═══ DATA RECORDS ═══

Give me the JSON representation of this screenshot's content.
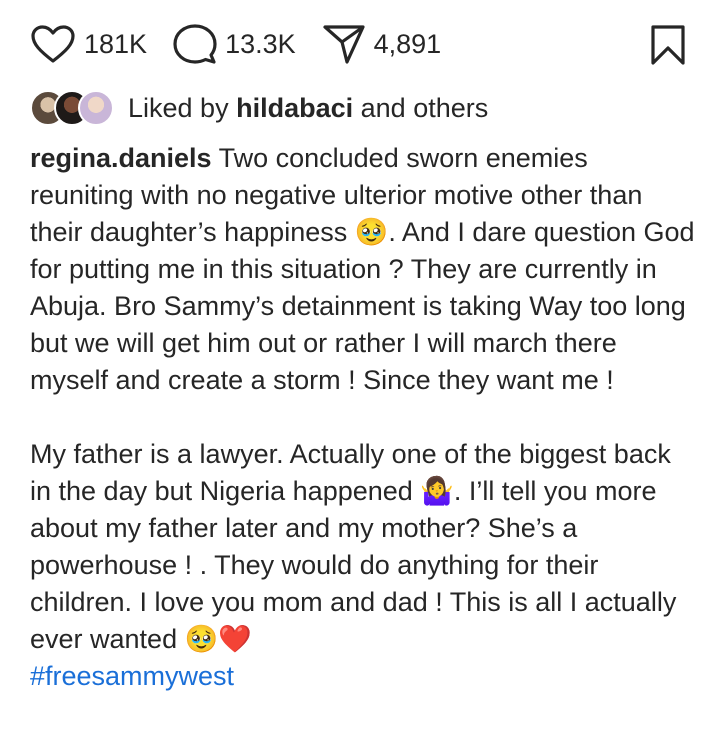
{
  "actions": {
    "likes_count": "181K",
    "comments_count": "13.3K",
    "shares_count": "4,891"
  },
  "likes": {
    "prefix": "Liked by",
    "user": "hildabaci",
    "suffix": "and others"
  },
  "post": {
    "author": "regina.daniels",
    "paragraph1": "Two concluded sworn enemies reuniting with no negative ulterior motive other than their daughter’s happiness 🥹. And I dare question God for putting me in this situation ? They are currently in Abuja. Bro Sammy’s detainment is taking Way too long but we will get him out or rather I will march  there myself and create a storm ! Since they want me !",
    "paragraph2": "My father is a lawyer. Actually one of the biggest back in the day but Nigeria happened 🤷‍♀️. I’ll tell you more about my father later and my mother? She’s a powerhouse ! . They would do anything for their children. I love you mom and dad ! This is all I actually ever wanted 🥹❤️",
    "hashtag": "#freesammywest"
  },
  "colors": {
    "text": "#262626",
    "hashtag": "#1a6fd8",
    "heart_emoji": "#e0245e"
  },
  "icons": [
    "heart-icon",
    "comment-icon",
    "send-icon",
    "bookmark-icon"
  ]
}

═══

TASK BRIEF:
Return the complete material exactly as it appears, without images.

RESPONSE:
Give me the JSON representation of this screenshot's content.
{
  "actions": {
    "likes_count": "181K",
    "comments_count": "13.3K",
    "shares_count": "4,891"
  },
  "likes": {
    "prefix": "Liked by",
    "user": "hildabaci",
    "suffix": "and others"
  },
  "post": {
    "author": "regina.daniels",
    "paragraph1": "Two concluded sworn enemies reuniting with no negative ulterior motive other than their daughter’s happiness 🥹. And I dare question God for putting me in this situation ? They are currently in Abuja. Bro Sammy’s detainment is taking Way too long but we will get him out or rather I will march  there myself and create a storm ! Since they want me !",
    "paragraph2": "My father is a lawyer. Actually one of the biggest back in the day but Nigeria happened 🤷‍♀️. I’ll tell you more about my father later and my mother? She’s a powerhouse ! . They would do anything for their children. I love you mom and dad ! This is all I actually ever wanted 🥹❤️",
    "hashtag": "#freesammywest"
  },
  "colors": {
    "text": "#262626",
    "hashtag": "#1a6fd8",
    "heart_emoji": "#e0245e"
  },
  "icons": [
    "heart-icon",
    "comment-icon",
    "send-icon",
    "bookmark-icon"
  ]
}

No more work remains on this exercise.